Modern life often makes us think that we dedicate little time to exercise, that we eat a lot and move little, and that is why Western society is increasingly tending to obesity. However, I read a very interesting entry that proposes studies that state that The key to overweight in the West is not sedentary, but poor diet.
Aitor, from Direct to the Palate, has commented on the subject in a very interesting post that you should not miss. There he explains, citing sources, that the problem is not the lack of physical activity, since the energy expenditure of people in developed countries is similar to that of the less developed. It is food and lifestyle that most influences overweight.
It is true that there is a sedentary lifestyle problem, which we have already commented many times on Vitonica. Children who spend a lot of time in front of television or video games, adults who work sitting and go home to rest also sitting ... However, there is also an important sector of the population that has more active and healthier lifestyles.
What I found interesting about the post I comment is that we have to remember that at the time of exercising not everything goes, and that it makes no sense to crush you in the gym, with the bike or running, then get home and eat anything, or eat fast food out of the house, drinks with excess sugar and extra-sweet snacks.
And Aitor also says in his entry that we should not fool ourselves with the machines that "count" the estimated calories we have burned, since that depends on both the person and the basal metabolic rate.
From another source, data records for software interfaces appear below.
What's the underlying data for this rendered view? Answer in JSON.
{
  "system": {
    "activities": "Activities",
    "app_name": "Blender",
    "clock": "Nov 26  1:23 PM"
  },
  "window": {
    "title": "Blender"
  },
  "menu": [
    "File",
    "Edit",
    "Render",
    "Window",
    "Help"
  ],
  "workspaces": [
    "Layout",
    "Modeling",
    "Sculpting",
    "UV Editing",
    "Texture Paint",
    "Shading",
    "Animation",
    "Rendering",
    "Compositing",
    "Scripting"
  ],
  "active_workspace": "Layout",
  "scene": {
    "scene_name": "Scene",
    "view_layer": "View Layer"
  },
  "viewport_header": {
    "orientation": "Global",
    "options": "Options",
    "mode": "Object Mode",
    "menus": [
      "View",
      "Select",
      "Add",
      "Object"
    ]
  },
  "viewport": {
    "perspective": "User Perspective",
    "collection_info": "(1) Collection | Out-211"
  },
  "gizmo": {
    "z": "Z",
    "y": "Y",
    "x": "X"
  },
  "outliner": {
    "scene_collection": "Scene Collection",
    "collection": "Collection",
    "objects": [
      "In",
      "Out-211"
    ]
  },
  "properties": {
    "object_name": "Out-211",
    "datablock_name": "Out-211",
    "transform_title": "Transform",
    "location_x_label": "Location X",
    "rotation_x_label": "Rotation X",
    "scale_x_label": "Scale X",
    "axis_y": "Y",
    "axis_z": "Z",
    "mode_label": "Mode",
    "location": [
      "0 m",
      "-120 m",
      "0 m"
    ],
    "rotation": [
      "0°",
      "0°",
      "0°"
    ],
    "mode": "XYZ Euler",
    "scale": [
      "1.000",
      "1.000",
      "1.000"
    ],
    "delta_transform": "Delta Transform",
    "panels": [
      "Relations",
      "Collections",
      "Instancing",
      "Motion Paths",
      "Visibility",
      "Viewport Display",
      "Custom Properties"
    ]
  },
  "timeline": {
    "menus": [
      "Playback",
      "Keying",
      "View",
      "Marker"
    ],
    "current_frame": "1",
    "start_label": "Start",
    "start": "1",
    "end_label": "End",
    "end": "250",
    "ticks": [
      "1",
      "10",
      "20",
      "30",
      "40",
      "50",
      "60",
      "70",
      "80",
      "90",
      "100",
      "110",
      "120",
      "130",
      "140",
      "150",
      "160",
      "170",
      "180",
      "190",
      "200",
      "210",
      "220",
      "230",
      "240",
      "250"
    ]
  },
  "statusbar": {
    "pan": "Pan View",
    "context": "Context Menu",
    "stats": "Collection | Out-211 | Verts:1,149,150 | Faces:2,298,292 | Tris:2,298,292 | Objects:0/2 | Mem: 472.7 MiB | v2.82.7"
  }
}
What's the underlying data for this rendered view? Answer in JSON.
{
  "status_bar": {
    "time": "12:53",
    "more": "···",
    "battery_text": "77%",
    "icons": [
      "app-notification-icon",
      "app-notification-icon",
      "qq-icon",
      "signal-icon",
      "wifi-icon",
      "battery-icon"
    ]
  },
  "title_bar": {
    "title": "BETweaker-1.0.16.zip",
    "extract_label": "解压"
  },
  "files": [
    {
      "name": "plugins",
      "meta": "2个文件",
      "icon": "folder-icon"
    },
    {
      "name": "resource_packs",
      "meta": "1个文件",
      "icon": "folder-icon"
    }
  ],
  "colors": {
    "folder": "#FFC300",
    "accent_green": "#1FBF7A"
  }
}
That is, if the exercise bike measures for the time that I have been working that I have burned 500 calories, it should be borne in mind that, for example, if I at rest (without doing anything) had consumed 200 calories, then I really have not burned 500, but only 300. It makes no sense that I get off the bike and eat a couple of sweets with 200 calories each ...
In short, a call to common sense, to make healthy exercise always within a healthy lifestyleWell, the key is food, and exercise has to be supported by an adequate intake.